Futures up as fears ease on Eurozone
Bryan McCormick | email@example.com
Asia-Pacific fell overnight, with Japan and China ending sharply lower by more than 2 percent on average. Although some headlines attributed the declines to problems in Europe, there were some large stock moves that indicate bigger local problems.
Hong Kong regulators launched an investigation of Chaoda Modern Agricultural on accounting issues. China Yurun Food shares plummeted 31 percent on a weak forecast, its biggest single day drop on record. China's second largest insurer, Ping An, plunged more than 14 percent.
In Europe shares began the day lower but quickly rebounded in near-vertical fashion. Both France's CAC-40 and Germany's DAX are up more than 3 percent.
Although there were no blockbuster announcements on the Eurozone debt crisis, it appears for now that investors have some confidence that it will not spin further out of control. The annual meeting of the International Monetary Fund produced little in terms of concrete policy steps other than that the European leadership would do whatever it takes to respond.
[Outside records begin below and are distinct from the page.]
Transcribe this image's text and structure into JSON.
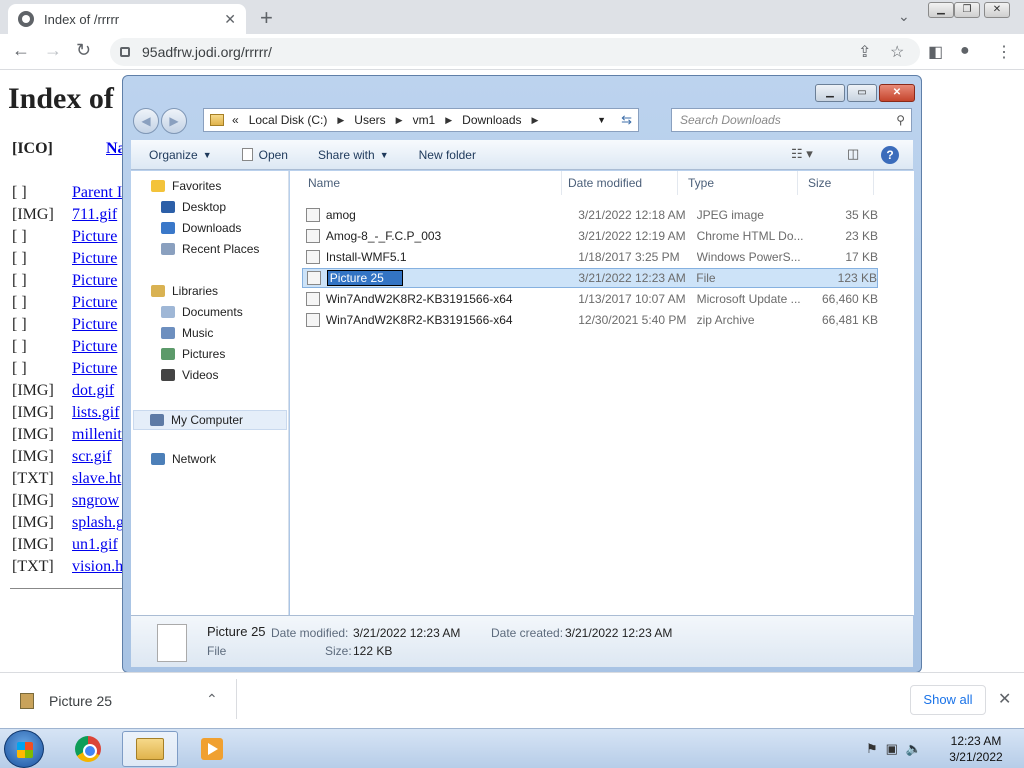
{
  "browser": {
    "tab_title": "Index of /rrrrr",
    "url": "95adfrw.jodi.org/rrrrr/"
  },
  "page": {
    "heading": "Index of",
    "hdr_ico": "[ICO]",
    "hdr_name": "Na",
    "rows": [
      {
        "alt": "[ ]",
        "link": "Parent I"
      },
      {
        "alt": "[IMG]",
        "link": "711.gif"
      },
      {
        "alt": "[ ]",
        "link": "Picture"
      },
      {
        "alt": "[ ]",
        "link": "Picture"
      },
      {
        "alt": "[ ]",
        "link": "Picture"
      },
      {
        "alt": "[ ]",
        "link": "Picture"
      },
      {
        "alt": "[ ]",
        "link": "Picture"
      },
      {
        "alt": "[ ]",
        "link": "Picture"
      },
      {
        "alt": "[ ]",
        "link": "Picture"
      },
      {
        "alt": "[IMG]",
        "link": "dot.gif"
      },
      {
        "alt": "[IMG]",
        "link": "lists.gif"
      },
      {
        "alt": "[IMG]",
        "link": "millenit"
      },
      {
        "alt": "[IMG]",
        "link": "scr.gif"
      },
      {
        "alt": "[TXT]",
        "link": "slave.ht"
      },
      {
        "alt": "[IMG]",
        "link": "sngrow"
      },
      {
        "alt": "[IMG]",
        "link": "splash.g"
      },
      {
        "alt": "[IMG]",
        "link": "un1.gif"
      },
      {
        "alt": "[TXT]",
        "link": "vision.h"
      }
    ]
  },
  "explorer": {
    "breadcrumb": [
      "«",
      "Local Disk (C:)",
      "Users",
      "vm1",
      "Downloads"
    ],
    "search_placeholder": "Search Downloads",
    "commands": {
      "organize": "Organize",
      "open": "Open",
      "share_with": "Share with",
      "new_folder": "New folder"
    },
    "nav": {
      "favorites": "Favorites",
      "desktop": "Desktop",
      "downloads": "Downloads",
      "recent_places": "Recent Places",
      "libraries": "Libraries",
      "documents": "Documents",
      "music": "Music",
      "pictures": "Pictures",
      "videos": "Videos",
      "my_computer": "My Computer",
      "network": "Network"
    },
    "columns": {
      "name": "Name",
      "date": "Date modified",
      "type": "Type",
      "size": "Size"
    },
    "files": [
      {
        "name": "amog",
        "date": "3/21/2022 12:18 AM",
        "type": "JPEG image",
        "size": "35 KB",
        "icon": "jpeg-icon"
      },
      {
        "name": "Amog-8_-_F.C.P_003",
        "date": "3/21/2022 12:19 AM",
        "type": "Chrome HTML Do...",
        "size": "23 KB",
        "icon": "chrome-html-icon"
      },
      {
        "name": "Install-WMF5.1",
        "date": "1/18/2017 3:25 PM",
        "type": "Windows PowerS...",
        "size": "17 KB",
        "icon": "powershell-icon"
      },
      {
        "name": "Picture 25",
        "date": "3/21/2022 12:23 AM",
        "type": "File",
        "size": "123 KB",
        "icon": "file-icon"
      },
      {
        "name": "Win7AndW2K8R2-KB3191566-x64",
        "date": "1/13/2017 10:07 AM",
        "type": "Microsoft Update ...",
        "size": "66,460 KB",
        "icon": "msu-icon"
      },
      {
        "name": "Win7AndW2K8R2-KB3191566-x64",
        "date": "12/30/2021 5:40 PM",
        "type": "zip Archive",
        "size": "66,481 KB",
        "icon": "zip-icon"
      }
    ],
    "details": {
      "name": "Picture 25",
      "type": "File",
      "date_modified_label": "Date modified:",
      "date_modified": "3/21/2022 12:23 AM",
      "date_created_label": "Date created:",
      "date_created": "3/21/2022 12:23 AM",
      "size_label": "Size:",
      "size": "122 KB"
    }
  },
  "downloads_shelf": {
    "item": "Picture 25",
    "show_all": "Show all"
  },
  "taskbar": {
    "time": "12:23 AM",
    "date": "3/21/2022"
  }
}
On the issue of potential cuts for Greek bondholders, it appeared there was some confidence that buy-in on a 21 percent trimming would hold up. The threshold participation rate from private holders has to hit 90 percent for the deal to go through, and Greece announced that the rate had hit 85 percent.
The deal could be rescinded if it appears likely that Greece would default further. There were also some unconfirmed rumours that the European Central Bank might cut interest rates. Banking shares in Europe rebounded.
Strength in banking stocks has helped U.S. financial shares, which are up more than 2 percent on average. Metals and mining stocks, however, are weak on lower metals prices.
The U.S. Dollar Index is lower against its basket of currencies after spending much of the early session on the upside. The euro has bounced weakly, while the Swedish krona and yen are particularly strong against the dollar.
The fractionally lower dollar is not having much of an impact on commodity prices, which remain weak overall on global demand concerns. Energy prices are mostly down, with agricultural products mixed. Industrial metals pricing is weak, with copper slipping by more than 1 percent. Gold is also off roughly 1 percent, but silver is down nearly 4 percent.
In stock-specific news, Apple shares are down about 1.5 percent after the blog Foss Patents reported that Verizon was backing Samsung against Apple in the U.S. patent fight between the two companies.
Piper Jaffray upgraded Expedia to "overweight" and set a $33 price target on the stock. Shares of Amazon.com may be active ahead of a Wednesday press conference, which is speculated to be an announcement for an Android-based tablet.
The Securities and Exchange Commission is said to be considering a civil action against McGraw-Hill's Standard & Poors unit over an S&P rating on a Japanese collateralized debt obligation (CDO).
In earnings results from S&P 500 companies, Jabil Circuit, Paychex, and Walgreen will report tomorrow. Darden Restaurants, Family Dollar Stores, and McCormick will report on Wednesday.
Thursday will see Micron report its results and could be a key day for semiconductor stocks.
As we are only a couple of weeks away from the next earnings season, we can expect to hear positive or negative pre-announcements.